"Our vans are constantly out, we deliver food parcels to directly homes because people can’t afford the petrol to come to us."
It’s not just food that they help with. The team of volunteers are giving households vouchers to top up their gas and electric metres. They are buying people heating oil so they can stay warm.
40% of those needing help are first time callers and most of them are in work, including nurses and teachers. These are working households who Sam says were just about managing but are "now falling off that economic cliff edge".
This is a poverty emergency. We need government to recognise it’s an emergency, this isn’t sustainable, food banks can’t solve this, all we can do is put a sticking plaster over it.
"Every bag of food we deliver frees up about £15 for that household so they can pay off some rent arrears," Sam told me.
Those on fixed incomes, especially pensioners, are feeling the squeeze. Northumberland has the fastest ageing population – nearly 25% of the population is over 65.
Amy Whyte, Chief Executive of Age UK Northumberland said “we are extremely worried about the impact that the cost of living crisis will have on the choices that our older people can afford to make, whether that’s where they shop, how far they can travel or whether they can afford to heat their home to an acceptable temperature.”

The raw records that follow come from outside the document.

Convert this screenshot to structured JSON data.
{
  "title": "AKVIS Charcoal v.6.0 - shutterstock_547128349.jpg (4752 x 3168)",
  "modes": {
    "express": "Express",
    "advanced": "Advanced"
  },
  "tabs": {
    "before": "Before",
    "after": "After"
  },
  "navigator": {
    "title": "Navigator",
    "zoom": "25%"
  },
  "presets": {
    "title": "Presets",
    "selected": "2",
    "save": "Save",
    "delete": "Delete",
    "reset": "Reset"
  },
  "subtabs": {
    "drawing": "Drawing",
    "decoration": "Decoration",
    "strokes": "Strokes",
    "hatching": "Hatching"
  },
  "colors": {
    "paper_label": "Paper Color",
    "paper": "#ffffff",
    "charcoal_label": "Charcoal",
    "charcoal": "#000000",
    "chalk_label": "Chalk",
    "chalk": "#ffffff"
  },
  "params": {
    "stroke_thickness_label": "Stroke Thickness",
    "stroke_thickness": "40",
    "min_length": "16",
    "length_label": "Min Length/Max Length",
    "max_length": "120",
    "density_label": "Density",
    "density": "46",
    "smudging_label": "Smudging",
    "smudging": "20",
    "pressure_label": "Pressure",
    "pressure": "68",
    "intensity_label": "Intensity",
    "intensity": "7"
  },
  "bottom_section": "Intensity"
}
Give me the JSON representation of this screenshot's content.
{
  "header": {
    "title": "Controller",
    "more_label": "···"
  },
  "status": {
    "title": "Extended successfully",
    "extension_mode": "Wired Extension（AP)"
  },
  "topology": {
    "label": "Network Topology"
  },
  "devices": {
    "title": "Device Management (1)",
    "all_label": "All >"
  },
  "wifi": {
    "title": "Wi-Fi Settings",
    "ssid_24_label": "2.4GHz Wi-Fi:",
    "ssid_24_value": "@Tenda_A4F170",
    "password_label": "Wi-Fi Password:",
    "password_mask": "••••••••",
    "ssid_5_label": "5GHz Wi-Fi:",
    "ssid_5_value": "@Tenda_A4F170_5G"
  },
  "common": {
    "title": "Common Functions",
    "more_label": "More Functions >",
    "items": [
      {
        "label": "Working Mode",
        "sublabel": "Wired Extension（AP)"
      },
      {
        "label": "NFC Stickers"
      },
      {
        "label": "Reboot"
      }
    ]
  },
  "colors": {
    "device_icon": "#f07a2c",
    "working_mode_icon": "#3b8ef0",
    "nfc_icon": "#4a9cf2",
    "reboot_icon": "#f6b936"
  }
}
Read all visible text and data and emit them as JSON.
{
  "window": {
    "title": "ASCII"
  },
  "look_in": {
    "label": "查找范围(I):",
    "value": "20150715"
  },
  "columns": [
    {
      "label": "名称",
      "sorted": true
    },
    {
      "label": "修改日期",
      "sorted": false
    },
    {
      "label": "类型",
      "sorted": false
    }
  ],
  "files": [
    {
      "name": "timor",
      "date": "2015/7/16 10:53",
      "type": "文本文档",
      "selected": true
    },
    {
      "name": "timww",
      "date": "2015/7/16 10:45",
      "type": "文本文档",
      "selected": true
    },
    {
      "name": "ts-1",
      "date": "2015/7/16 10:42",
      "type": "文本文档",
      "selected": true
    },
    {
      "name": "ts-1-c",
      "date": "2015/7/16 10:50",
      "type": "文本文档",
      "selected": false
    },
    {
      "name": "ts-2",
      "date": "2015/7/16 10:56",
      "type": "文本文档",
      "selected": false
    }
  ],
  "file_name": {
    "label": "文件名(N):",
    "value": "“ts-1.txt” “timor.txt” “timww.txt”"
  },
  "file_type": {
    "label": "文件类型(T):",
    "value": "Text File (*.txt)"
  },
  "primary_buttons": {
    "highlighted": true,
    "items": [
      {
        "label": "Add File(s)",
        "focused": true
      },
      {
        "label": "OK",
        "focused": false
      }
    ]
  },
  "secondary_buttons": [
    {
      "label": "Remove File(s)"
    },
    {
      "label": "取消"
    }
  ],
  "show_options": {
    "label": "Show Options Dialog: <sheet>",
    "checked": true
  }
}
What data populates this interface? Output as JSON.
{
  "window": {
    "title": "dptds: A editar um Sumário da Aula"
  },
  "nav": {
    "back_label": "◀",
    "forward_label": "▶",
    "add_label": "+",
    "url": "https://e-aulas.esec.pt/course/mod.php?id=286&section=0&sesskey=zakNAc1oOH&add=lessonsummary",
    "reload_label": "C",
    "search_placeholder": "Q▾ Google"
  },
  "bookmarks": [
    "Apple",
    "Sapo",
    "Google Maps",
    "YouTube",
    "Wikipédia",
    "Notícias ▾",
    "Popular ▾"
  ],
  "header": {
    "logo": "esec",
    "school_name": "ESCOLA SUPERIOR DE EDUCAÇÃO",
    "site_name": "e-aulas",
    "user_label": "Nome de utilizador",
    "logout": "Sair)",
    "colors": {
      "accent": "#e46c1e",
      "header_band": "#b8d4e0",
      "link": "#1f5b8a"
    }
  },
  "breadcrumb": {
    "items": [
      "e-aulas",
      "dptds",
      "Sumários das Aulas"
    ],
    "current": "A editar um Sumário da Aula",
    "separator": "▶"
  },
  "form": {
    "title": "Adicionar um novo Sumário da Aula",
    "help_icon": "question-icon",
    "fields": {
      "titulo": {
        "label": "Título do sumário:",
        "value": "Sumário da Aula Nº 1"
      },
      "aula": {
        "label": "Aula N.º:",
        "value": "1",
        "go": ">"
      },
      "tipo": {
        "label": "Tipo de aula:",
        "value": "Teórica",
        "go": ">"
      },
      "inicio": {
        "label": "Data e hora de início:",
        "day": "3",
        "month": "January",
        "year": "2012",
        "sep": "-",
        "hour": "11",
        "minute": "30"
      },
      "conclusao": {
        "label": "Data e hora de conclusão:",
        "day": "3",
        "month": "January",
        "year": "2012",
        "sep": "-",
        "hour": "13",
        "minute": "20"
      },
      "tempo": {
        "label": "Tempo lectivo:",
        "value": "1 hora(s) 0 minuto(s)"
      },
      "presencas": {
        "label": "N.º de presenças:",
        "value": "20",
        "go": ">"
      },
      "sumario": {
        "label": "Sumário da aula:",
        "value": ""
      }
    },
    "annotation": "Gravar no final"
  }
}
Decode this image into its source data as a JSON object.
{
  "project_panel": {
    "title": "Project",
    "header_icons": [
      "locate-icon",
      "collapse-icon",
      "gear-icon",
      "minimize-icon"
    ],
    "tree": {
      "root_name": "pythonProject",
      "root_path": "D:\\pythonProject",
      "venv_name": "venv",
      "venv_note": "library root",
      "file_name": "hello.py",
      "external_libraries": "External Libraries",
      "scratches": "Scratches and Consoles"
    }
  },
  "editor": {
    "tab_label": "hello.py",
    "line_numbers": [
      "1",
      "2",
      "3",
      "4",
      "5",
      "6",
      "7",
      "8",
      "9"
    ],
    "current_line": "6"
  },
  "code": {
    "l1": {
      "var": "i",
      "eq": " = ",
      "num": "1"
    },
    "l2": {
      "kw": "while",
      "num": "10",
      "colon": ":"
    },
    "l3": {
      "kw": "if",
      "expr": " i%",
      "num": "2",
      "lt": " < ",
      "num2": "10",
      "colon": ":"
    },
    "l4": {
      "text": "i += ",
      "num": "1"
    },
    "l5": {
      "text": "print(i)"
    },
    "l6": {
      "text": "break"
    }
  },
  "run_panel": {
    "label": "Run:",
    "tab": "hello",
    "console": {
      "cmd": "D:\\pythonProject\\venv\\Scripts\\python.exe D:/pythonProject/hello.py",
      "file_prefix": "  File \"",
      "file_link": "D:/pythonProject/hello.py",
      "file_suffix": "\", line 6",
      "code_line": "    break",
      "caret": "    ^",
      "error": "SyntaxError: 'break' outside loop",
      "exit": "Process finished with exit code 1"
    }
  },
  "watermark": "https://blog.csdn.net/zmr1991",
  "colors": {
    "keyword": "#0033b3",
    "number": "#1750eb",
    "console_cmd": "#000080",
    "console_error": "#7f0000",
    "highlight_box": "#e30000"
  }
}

' A lot of us are on heating oil and that has went up'
Living in a rural area there can be an added layer of disadvantage. Heating is often more expensive because households are more likely to rely on expensive heating fuels like oil.
Third generation farmer and county councillor Mark Mather is reliant on heating oil to keep his home warm. Filling a tank used to cost £300 last year, now it’s £800.
He said "that’s alarming especially when people haven’t had time to budget".
There is no energy price cap to protect oil consumers from unaffordable costs, and the price of heating oil is expected to rise further.
The 36 year old’s family farm is on the edge Northumberland’s national park, close to the Cheviot Hills. It’s lambing season and his busiest time of year for Mark and his father who share the agricultural duties between them.
It’s not just the lambing that giving Mark sleepless nights, but what he describes as "astronomical costs".
Everything is getting more expensive in part because the war in Ukraine is limiting the supply of some ingredients. Fertiliser is up 300 % on last year, animal feed has increased by more than 50% and fuel to run the farms three tractors and combine is up 150%.
"It’s looking like growing crops won’t make any money this year.
"It’s scary – our subsidies are reducing, costs are increasing, for small tenant farmers like ourselves, we don’t know if we have a future. It’s a scary thought for a family farm. We’ve got to make a profit to continue and at the moment it’s not looking like that’s possible."